The work week was a blur! I spent my days packing for VOA’s move to the new Commerce City location, saying goodbyes to friends and coworkers (thank you for the prayers and enthusiasm!), collecting signatures on my cycling jacket, and finishing up time sensitive work. At the end of the workday, I headed for home down Broadway past the usual eclectic mix of humanity—a man wearing a warm parka standing next to a man wrapped in a tattered blanket, a woman running up the steps to her apartment complex just steps away from a woman crawling into her tent, a person clutching a briefcase rushing past another person with a grocery cart full of all his earthly possessions, clusters of people with sad and worried faces milling near others with happy and secure faces. This is Denver. The privilege to work for an organization that offers food to the hungry, refuge for the housing insecure, mental health and spiritual support, and so much more is often overwhelming. Our work is people- and labor-intensive most days, and I usually find myself returning home both exhausted and “full”.
When I’m feeling tired or frustrated on the road, I will think about the amazing VOAC employees and volunteers who apply heart to everything they do, the programs that we offer to the community, and the amazing people that we serve. It is my hope and goal that “Cycling for Service” can make an impact by providing funding for programs that need a boost. I hope you’ll ride along with me by following my blog and checking in with The View each week—I could certainly use the company!

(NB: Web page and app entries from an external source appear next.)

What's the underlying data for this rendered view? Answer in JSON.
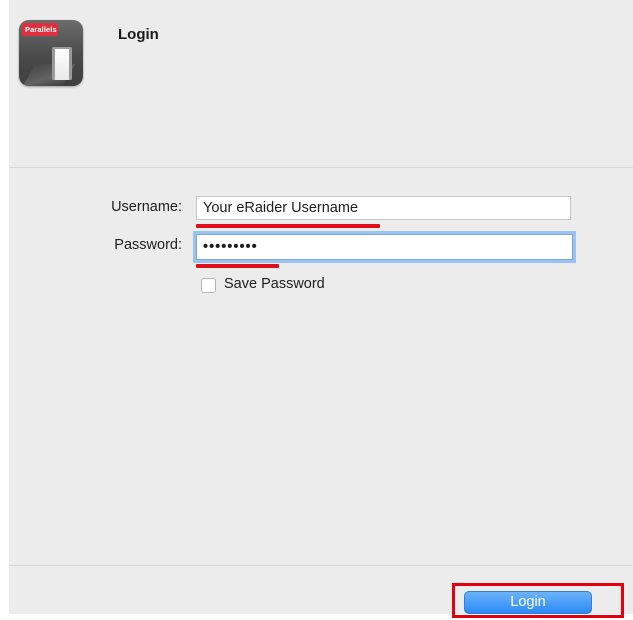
{
  "dialog": {
    "title": "Login",
    "app_icon": {
      "name": "parallels-client-icon",
      "brand_text": "Parallels",
      "brand_color": "#e0303d"
    }
  },
  "form": {
    "username": {
      "label": "Username:",
      "value": "Your eRaider Username"
    },
    "password": {
      "label": "Password:",
      "value": "•••••••••"
    },
    "save_password": {
      "label": "Save Password",
      "checked": false
    }
  },
  "footer": {
    "login_label": "Login"
  },
  "annotation_color": "#e0101a",
  "accent_color": "#2a8af6"
}
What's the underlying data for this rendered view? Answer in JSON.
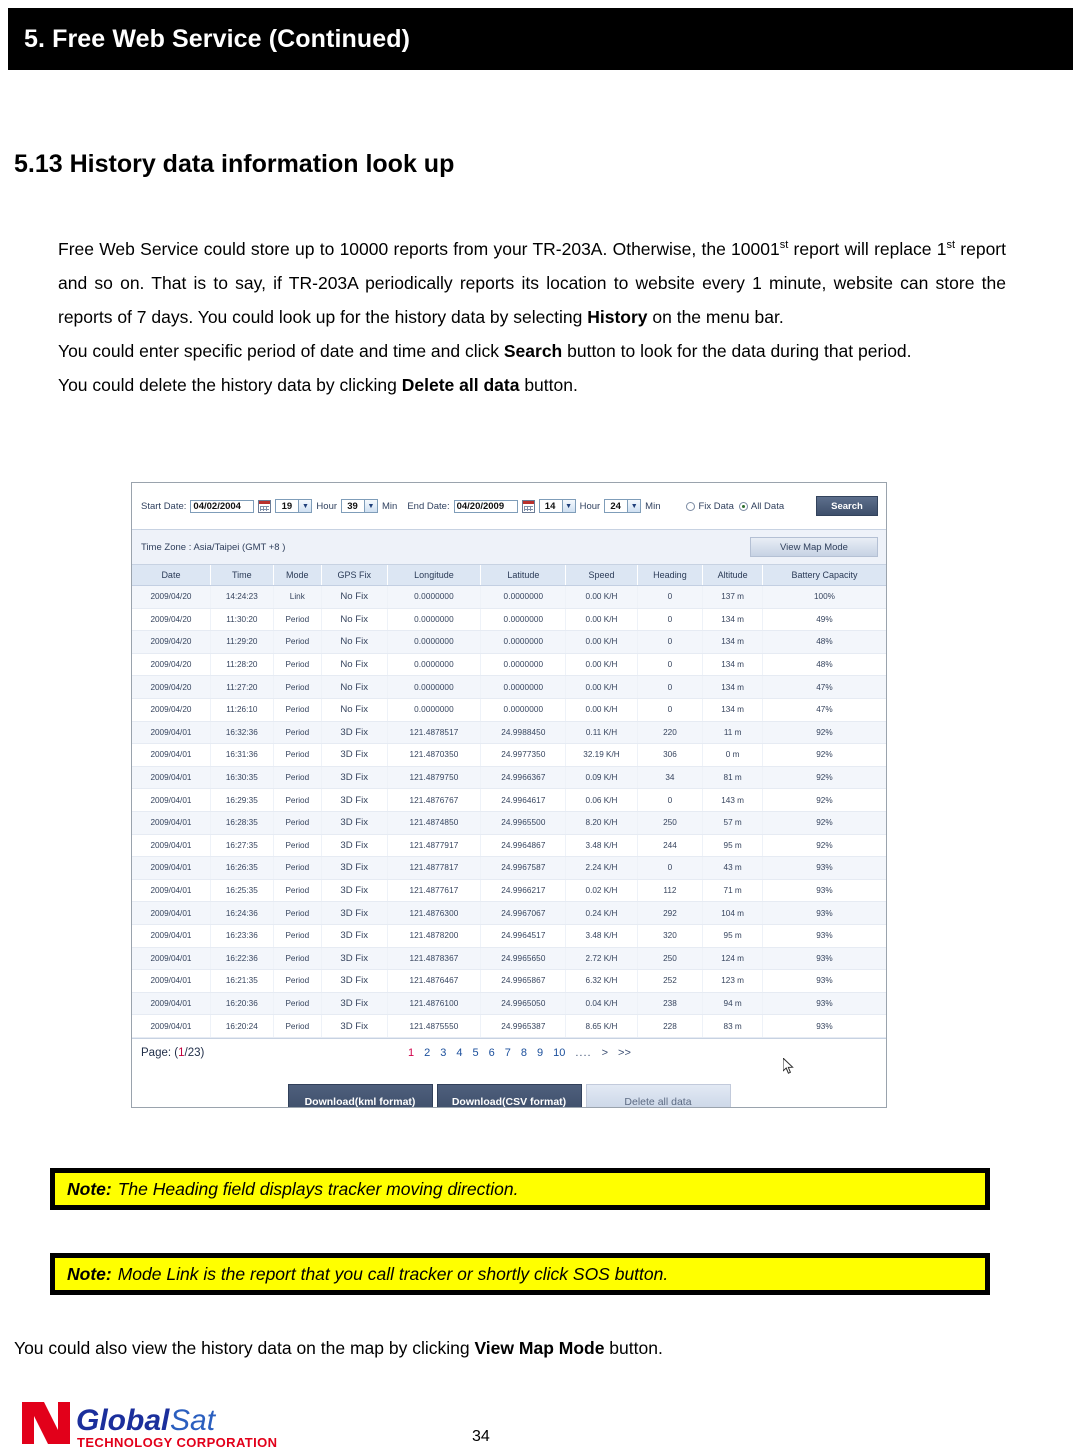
{
  "chapter": {
    "title": "5. Free Web Service (Continued)"
  },
  "section": {
    "heading": "5.13 History data information look up"
  },
  "body": {
    "p1_part1": "Free Web Service could store up to 10000 reports from your TR-203A. Otherwise, the 10001",
    "p1_sup1": "st",
    "p1_part2": " report will replace 1",
    "p1_sup2": "st",
    "p1_part3": " report and so on. That is to say, if TR-203A periodically reports its location to website every 1 minute, website can store the reports of 7 days. You could look up for the history data by selecting ",
    "p1_bold": "History",
    "p1_part4": " on the menu bar.",
    "p2_part1": "You could enter specific period of date and time and click ",
    "p2_bold": "Search",
    "p2_part2": " button to look for the data during that period.",
    "p3_part1": "You could delete the history data by clicking ",
    "p3_bold": "Delete all data",
    "p3_part2": " button."
  },
  "app": {
    "toolbar": {
      "start_date_label": "Start Date:",
      "start_date_value": "04/02/2004",
      "start_hour_value": "19",
      "hour_label_1": "Hour",
      "start_min_value": "39",
      "min_label_1": "Min",
      "end_date_label": "End Date:",
      "end_date_value": "04/20/2009",
      "end_hour_value": "14",
      "hour_label_2": "Hour",
      "end_min_value": "24",
      "min_label_2": "Min",
      "radio_fix_label": "Fix Data",
      "radio_all_label": "All Data",
      "radio_selected": "All Data",
      "search_label": "Search"
    },
    "timezone": {
      "text": "Time Zone : Asia/Taipei (GMT +8 )",
      "map_mode_label": "View Map Mode"
    },
    "table": {
      "columns": [
        "Date",
        "Time",
        "Mode",
        "GPS Fix",
        "Longitude",
        "Latitude",
        "Speed",
        "Heading",
        "Altitude",
        "Battery Capacity"
      ],
      "rows": [
        [
          "2009/04/20",
          "14:24:23",
          "Link",
          "No Fix",
          "0.0000000",
          "0.0000000",
          "0.00 K/H",
          "0",
          "137 m",
          "100%"
        ],
        [
          "2009/04/20",
          "11:30:20",
          "Period",
          "No Fix",
          "0.0000000",
          "0.0000000",
          "0.00 K/H",
          "0",
          "134 m",
          "49%"
        ],
        [
          "2009/04/20",
          "11:29:20",
          "Period",
          "No Fix",
          "0.0000000",
          "0.0000000",
          "0.00 K/H",
          "0",
          "134 m",
          "48%"
        ],
        [
          "2009/04/20",
          "11:28:20",
          "Period",
          "No Fix",
          "0.0000000",
          "0.0000000",
          "0.00 K/H",
          "0",
          "134 m",
          "48%"
        ],
        [
          "2009/04/20",
          "11:27:20",
          "Period",
          "No Fix",
          "0.0000000",
          "0.0000000",
          "0.00 K/H",
          "0",
          "134 m",
          "47%"
        ],
        [
          "2009/04/20",
          "11:26:10",
          "Period",
          "No Fix",
          "0.0000000",
          "0.0000000",
          "0.00 K/H",
          "0",
          "134 m",
          "47%"
        ],
        [
          "2009/04/01",
          "16:32:36",
          "Period",
          "3D Fix",
          "121.4878517",
          "24.9988450",
          "0.11 K/H",
          "220",
          "11 m",
          "92%"
        ],
        [
          "2009/04/01",
          "16:31:36",
          "Period",
          "3D Fix",
          "121.4870350",
          "24.9977350",
          "32.19 K/H",
          "306",
          "0 m",
          "92%"
        ],
        [
          "2009/04/01",
          "16:30:35",
          "Period",
          "3D Fix",
          "121.4879750",
          "24.9966367",
          "0.09 K/H",
          "34",
          "81 m",
          "92%"
        ],
        [
          "2009/04/01",
          "16:29:35",
          "Period",
          "3D Fix",
          "121.4876767",
          "24.9964617",
          "0.06 K/H",
          "0",
          "143 m",
          "92%"
        ],
        [
          "2009/04/01",
          "16:28:35",
          "Period",
          "3D Fix",
          "121.4874850",
          "24.9965500",
          "8.20 K/H",
          "250",
          "57 m",
          "92%"
        ],
        [
          "2009/04/01",
          "16:27:35",
          "Period",
          "3D Fix",
          "121.4877917",
          "24.9964867",
          "3.48 K/H",
          "244",
          "95 m",
          "92%"
        ],
        [
          "2009/04/01",
          "16:26:35",
          "Period",
          "3D Fix",
          "121.4877817",
          "24.9967587",
          "2.24 K/H",
          "0",
          "43 m",
          "93%"
        ],
        [
          "2009/04/01",
          "16:25:35",
          "Period",
          "3D Fix",
          "121.4877617",
          "24.9966217",
          "0.02 K/H",
          "112",
          "71 m",
          "93%"
        ],
        [
          "2009/04/01",
          "16:24:36",
          "Period",
          "3D Fix",
          "121.4876300",
          "24.9967067",
          "0.24 K/H",
          "292",
          "104 m",
          "93%"
        ],
        [
          "2009/04/01",
          "16:23:36",
          "Period",
          "3D Fix",
          "121.4878200",
          "24.9964517",
          "3.48 K/H",
          "320",
          "95 m",
          "93%"
        ],
        [
          "2009/04/01",
          "16:22:36",
          "Period",
          "3D Fix",
          "121.4878367",
          "24.9965650",
          "2.72 K/H",
          "250",
          "124 m",
          "93%"
        ],
        [
          "2009/04/01",
          "16:21:35",
          "Period",
          "3D Fix",
          "121.4876467",
          "24.9965867",
          "6.32 K/H",
          "252",
          "123 m",
          "93%"
        ],
        [
          "2009/04/01",
          "16:20:36",
          "Period",
          "3D Fix",
          "121.4876100",
          "24.9965050",
          "0.04 K/H",
          "238",
          "94 m",
          "93%"
        ],
        [
          "2009/04/01",
          "16:20:24",
          "Period",
          "3D Fix",
          "121.4875550",
          "24.9965387",
          "8.65 K/H",
          "228",
          "83 m",
          "93%"
        ]
      ]
    },
    "pager": {
      "label_prefix": "Page: (",
      "current_page": "1",
      "separator": "/",
      "total_pages": "23",
      "label_suffix": ")",
      "links": [
        "1",
        "2",
        "3",
        "4",
        "5",
        "6",
        "7",
        "8",
        "9",
        "10"
      ],
      "dots": "....",
      "next": ">",
      "last": ">>"
    },
    "footer_buttons": {
      "kml_label": "Download(kml format)",
      "csv_label": "Download(CSV format)",
      "delete_label": "Delete all data"
    }
  },
  "notes": {
    "note1_prefix": "Note:",
    "note1_text": " The Heading field displays tracker moving direction.",
    "note2_prefix": "Note:",
    "note2_text": " Mode Link is the report that you call tracker or shortly click SOS button."
  },
  "closing": {
    "part1": "You could also view the history data on the map by clicking ",
    "bold": "View Map Mode",
    "part2": " button."
  },
  "page_footer": {
    "logo_main": "Global",
    "logo_accent": "Sat",
    "logo_sub": "TECHNOLOGY CORPORATION",
    "page_number": "34"
  },
  "colors": {
    "header_bg": "#000000",
    "note_bg": "#ffff00",
    "logo_blue": "#1b2f9c",
    "logo_red": "#e2001a",
    "table_header": "#dce6f3",
    "accent_btn": "#3e4f6b"
  }
}
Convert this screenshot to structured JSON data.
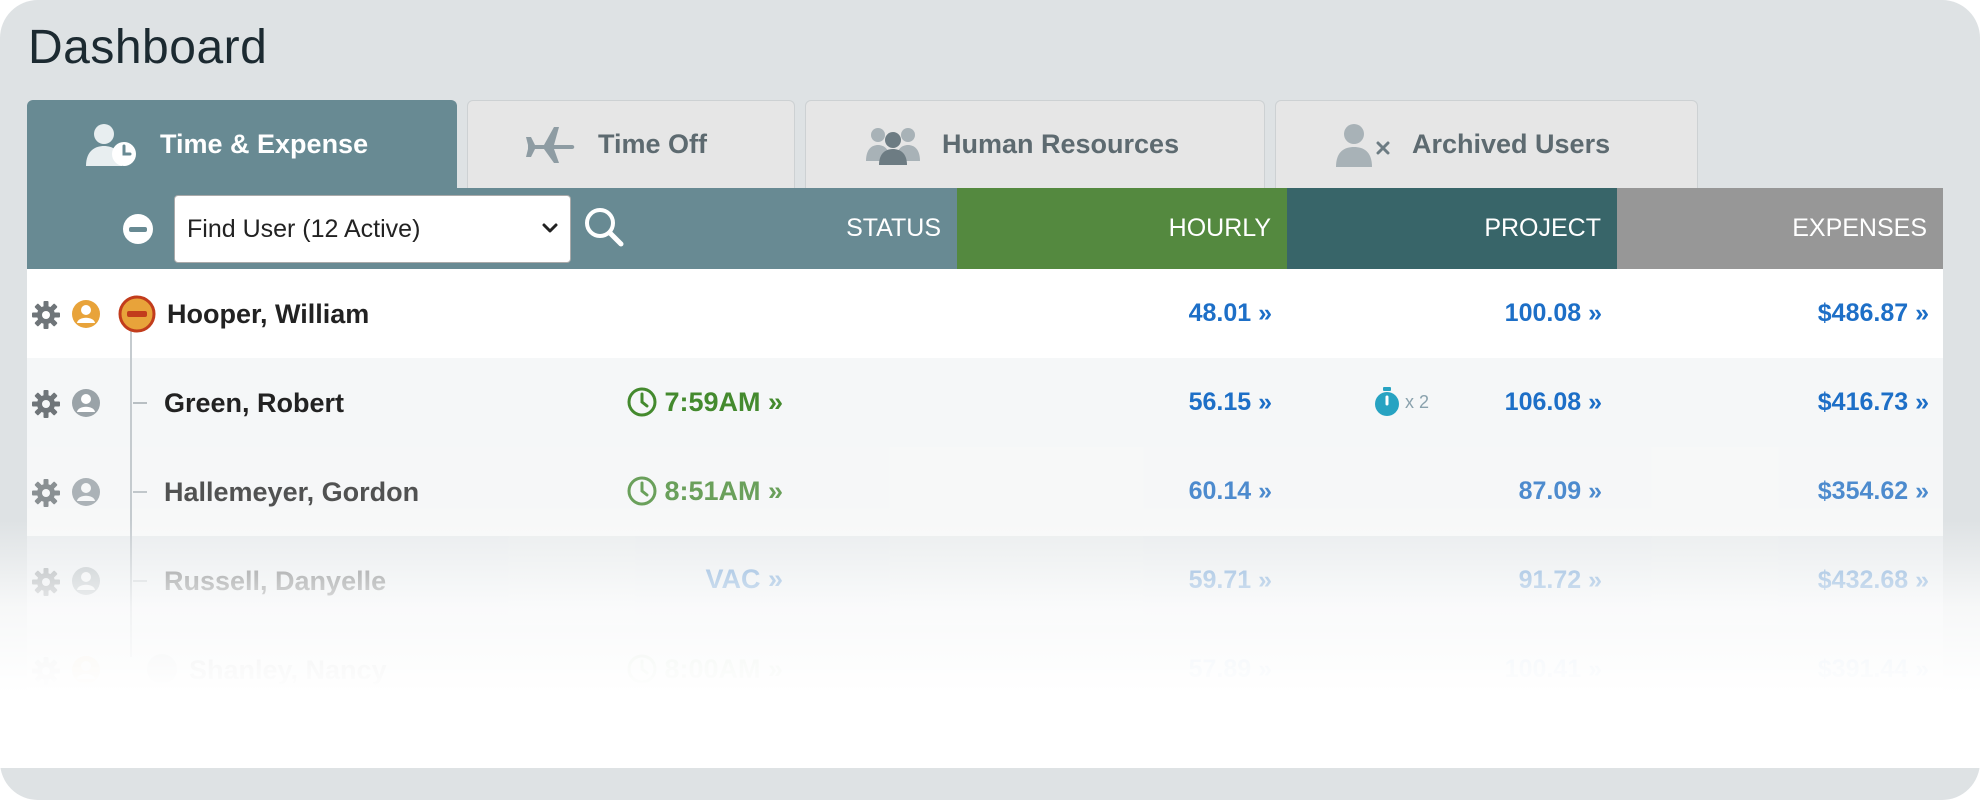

It’s 6 o’clock in the morning, and I am 1/2 caffeinated and 2/3 awake, with a perky cycling instructor commanding me to “go faster” and “move that body”!
Flashing lights and blaring music are driving me toward sensory overload, and I’ve only been on the saddle for five minutes.
How is it that I find myself visiting a cycling studio before sunrise most mornings instead of sitting in a quiet kitchen drinking a second cup of coffee? I’m in training for an epic bicycle tour across the Southern tier of the United States—from San Diego, CA to St. Augustine, FL. With a March 5 start date, I’m at the height of training to be ready for an average of 70 miles per day with a group of 12 other cyclists
Many people ask, “why are you doing this?”
A cross country bicycle tour has been a goal of mine for the past 10 years because I really enjoy riding distances. Ecclesiastes 3:1 states that “For everything there is a season, and a time for every matter under heaven . . .” I truly believe that God gives us windows of time to be healthy enough to strive toward big goals, and my time to cycle 2,885 miles across the country is now.
While the ride has personal meaning for me as a physical feat, I’d like to give the effort broader purpose by raising funds for VOAC programs. “Cycling for Service” is a webpage that the Marketing team created to share my adventures with family, friends, and the VOAC family. It also offers an opportunity for viewers to contribute as they feel so inclined.
It can be pretty lonely out there on the road, and I’d like to carry my VOAC family along. During the week of Feb. 27, I’ll be circulating around the Admin building, VOA Mission, kitchen, and beyond asking you to sign a blue cycling jacket that I will wear during my travels. I hope you’ll “ride along” with me by following this adventure!